nVidia on has disclosed a charge of $119.1 million for its second fiscal quarter, which ended July 26, to cover costs related to a faulty die and weak packaging material used in its graphics chips.
It was nVidia's second charge related to the faulty chips. nVidia recorded a $196 million charge during last year's second fiscal quarter to cover warranty and product replacement costs associated with the issue.
nVidia last July reported that some graphics chips were overheating due to weak packaging material and the thermal design of some laptops. PC makers such as Dell, HP and Apple used the faulty graphics chips in their products. Following the revelation, PC makers put programmes in place that would either fix the BIOS or replace PCs that had the faulty chips. The costs of those programmes were shared between Nvidia and the manufacturers.

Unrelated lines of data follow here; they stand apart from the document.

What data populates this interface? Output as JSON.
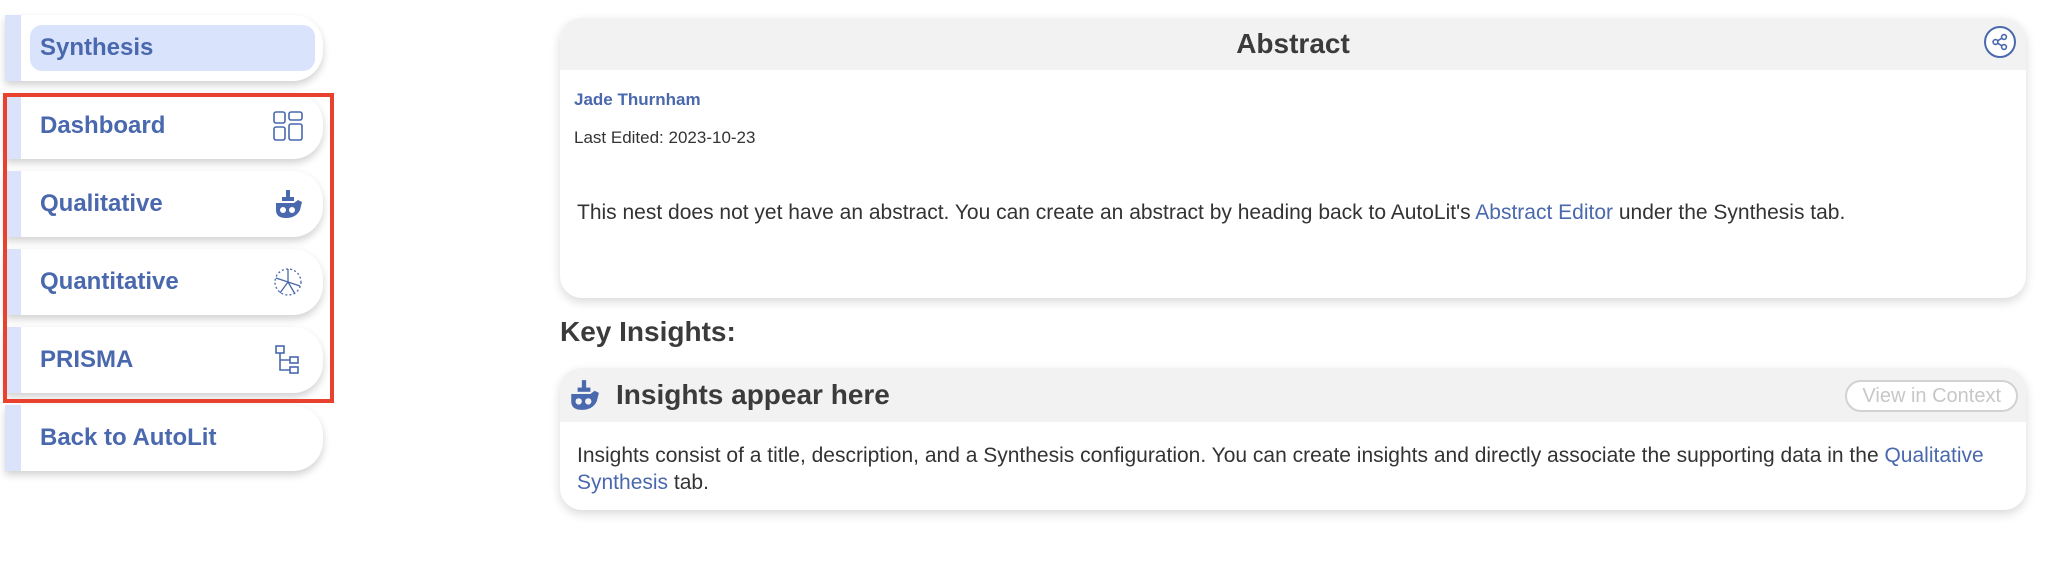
{
  "sidebar": {
    "items": [
      {
        "label": "Synthesis",
        "icon": "none"
      },
      {
        "label": "Dashboard",
        "icon": "dashboard-icon"
      },
      {
        "label": "Qualitative",
        "icon": "qualitative-icon"
      },
      {
        "label": "Quantitative",
        "icon": "quantitative-icon"
      },
      {
        "label": "PRISMA",
        "icon": "prisma-icon"
      },
      {
        "label": "Back to AutoLit",
        "icon": "none"
      }
    ],
    "highlight_color": "#e8412e"
  },
  "abstract": {
    "title": "Abstract",
    "author": "Jade Thurnham",
    "last_edited": "Last Edited: 2023-10-23",
    "body_pre": "This nest does not yet have an abstract. You can create an abstract by heading back to AutoLit's ",
    "body_link": "Abstract Editor",
    "body_post": " under the Synthesis tab."
  },
  "key_insights": {
    "heading": "Key Insights:",
    "title": "Insights appear here",
    "view_button": "View in Context",
    "body_pre": "Insights consist of a title, description, and a Synthesis configuration. You can create insights and directly associate the supporting data in the ",
    "body_link": "Qualitative Synthesis",
    "body_post": " tab."
  },
  "colors": {
    "accent": "#4a68ad",
    "tab_stripe": "#dbe3fa"
  }
}
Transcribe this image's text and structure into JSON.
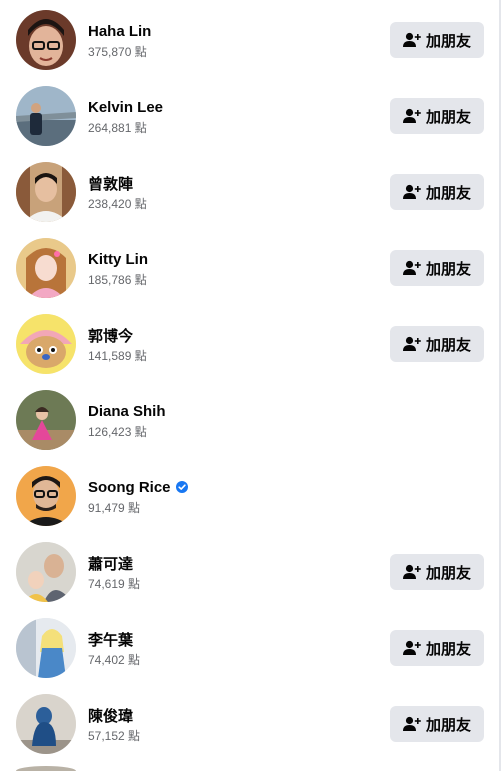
{
  "button_label": "加朋友",
  "colors": {
    "button_bg": "#e4e6eb",
    "text_primary": "#050505",
    "text_secondary": "#65676b",
    "verified": "#1877f2"
  },
  "people": [
    {
      "name": "Haha Lin",
      "points": "375,870 點",
      "has_add_button": true,
      "verified": false
    },
    {
      "name": "Kelvin Lee",
      "points": "264,881 點",
      "has_add_button": true,
      "verified": false
    },
    {
      "name": "曾敦陣",
      "points": "238,420 點",
      "has_add_button": true,
      "verified": false
    },
    {
      "name": "Kitty Lin",
      "points": "185,786 點",
      "has_add_button": true,
      "verified": false
    },
    {
      "name": "郭博今",
      "points": "141,589 點",
      "has_add_button": true,
      "verified": false
    },
    {
      "name": "Diana Shih",
      "points": "126,423 點",
      "has_add_button": false,
      "verified": false
    },
    {
      "name": "Soong Rice",
      "points": "91,479 點",
      "has_add_button": false,
      "verified": true
    },
    {
      "name": "蕭可達",
      "points": "74,619 點",
      "has_add_button": true,
      "verified": false
    },
    {
      "name": "李午葉",
      "points": "74,402 點",
      "has_add_button": true,
      "verified": false
    },
    {
      "name": "陳俊瑋",
      "points": "57,152 點",
      "has_add_button": true,
      "verified": false
    }
  ]
}
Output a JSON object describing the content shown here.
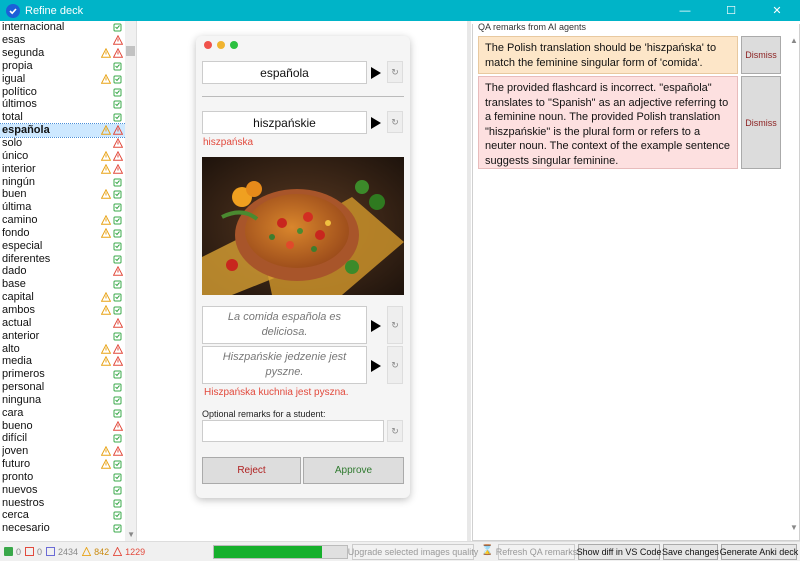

Initially it was hard to estimate the size of a charge for repairs, as very few deals were in place with nVidia's customers, such as PC makers, said Jen-Hsun Huang, president and chief executive officer of Nvidia, during a conference call. Since then, nVidia has negotiated agreements with affected customers, making it easier to estimate repair costs and their financial impact, Huang said. The costs were higher than originally anticipated, and he could not estimate whether the company would incur further charges related to the flaw.
However, the costs are a small distraction and haven't impacted Nvidia's ability to launch new products, Huang said.
The charges were revealed as part of second-quarter results announced by nVidia on Thursday. Including the charge, the company recorded a net loss of $105.3 million, or $0.19 per share, compared to a net loss of $120.9 million reported in the second quarter of last year. Not counting the charges, nVidia had net income of $0.07 per share, beating a consensus estimate of $0.02 from analysts polled by Thomson Reuters.